Downing sugary drinks may not only do a number on your waistline — it can also affect your cholesterol, according to a recent study.
Added sugars add up to health problems.
The researchers found that adults who drank 12 ounces of sugary drinks more than once a day lowered their “good” HDL cholesterol and raised triglycerides levels — both of which increase heart disease risk. Added sugars in sodas, sports drinks, fruit-flavored drinks and presweetened coffees and teas are the biggest culprits.
It’s not news that sugary drinks can lead to weight gain, but the study highlights the broader health impact, according to Dr. Eduardo Sanchez, chief medical officer for prevention and the AHA’s chief of the Center for Health Metrics and Evaluation.
“This research reinforces our understanding of the potential negative impact sugary drinks have on blood cholesterol,” Sanchez said. “It’s one more reason for all of us to cut back on sodas and other sugar-sweetened beverages.”
So how do you cut back on sugary drinks?
Make water your go-to choice. Small steps can lead you down a healthier path… to more water:
- Carry a refillable water bottle.
- Add a splash of 100% fruit juice or slices of citrus, berries or even cucumbers to boost flavor.
- Try seltzer, club soda or sparkling water if you crave the fizz.
Cut back slowly. If you drink sodas and sweetened teas regularly, mix half sweetened and half unsweetened while you get used to less sugar, and gradually reduce the sweetness. For adults, diet drinks may help replace sugary drinks.
Sip a smoothie. In the mood for something sweet or need an afternoon energy boost? Skip the sugary coffee and soda and try a budget-friendly homemade smoothie. Blend frozen fruits and veggies with water or plain, low-fat yogurt or milk.
Make it at home. You can easily cut the sugar on family favorites like hot chocolate, lemonade, fruit punch, chocolate milk and coffee.
Start with unsweetened beverages. Then flavor to taste with fruit, 100% juice, low-fat or fat-free milk, herbs and spices.

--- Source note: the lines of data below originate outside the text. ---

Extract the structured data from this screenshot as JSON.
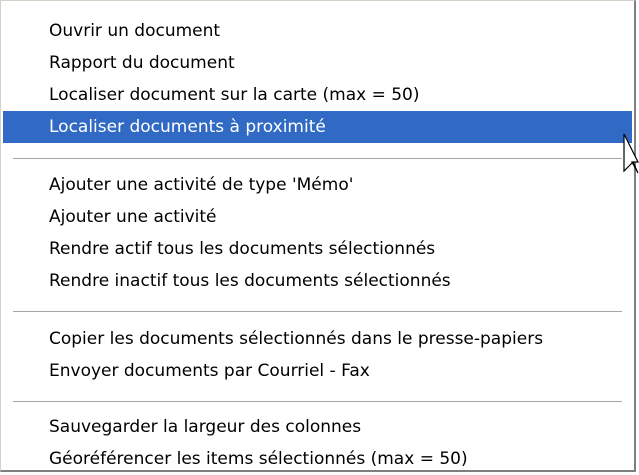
{
  "menu": {
    "items": [
      {
        "label": "Ouvrir un document"
      },
      {
        "label": "Rapport du document"
      },
      {
        "label": "Localiser document sur la carte (max = 50)"
      },
      {
        "label": "Localiser documents à proximité",
        "selected": true
      },
      {
        "label": "Ajouter une activité de type 'Mémo'"
      },
      {
        "label": "Ajouter une activité"
      },
      {
        "label": "Rendre actif tous les documents sélectionnés"
      },
      {
        "label": "Rendre inactif tous les documents sélectionnés"
      },
      {
        "label": "Copier les documents sélectionnés dans le presse-papiers"
      },
      {
        "label": "Envoyer documents par Courriel - Fax"
      },
      {
        "label": "Sauvegarder la largeur des colonnes"
      },
      {
        "label": "Géoréférencer les items sélectionnés (max = 50)"
      }
    ]
  },
  "colors": {
    "highlight": "#316ac5",
    "highlight_text": "#ffffff",
    "text": "#000000",
    "separator": "#a7a6aa"
  },
  "icons": {
    "cursor": "mouse-pointer-icon"
  }
}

Check labels. Watch out for these ingredients, which are all forms of added sugars:
- Concentrated fruit juice
And look at Nutrition Facts labels carefully because one container may be more than one serving — doubling or even tripling the added sugars. Energy drinks, for example, may be advertised as healthy, but they’re usually loaded with calories and added sugars.
How much sugar is too much?
The American Heart Association recommends limiting added sugars to no more than 100 calories or 25 grams (about 6 teaspoons of sugar) per day for most women and kids over 2. For men, it’s 150 calories or 36 grams per day (about 9 teaspoons).
Just one 12-ounce can of regular soda contains 8 teaspoons of sugar and zero nutrition. And some coffeehouse drinks can have double or triple that amount! So it’s worth your while to take a hard look at your beverage choices.
And when it’s time to quench your thirst, sip smarter.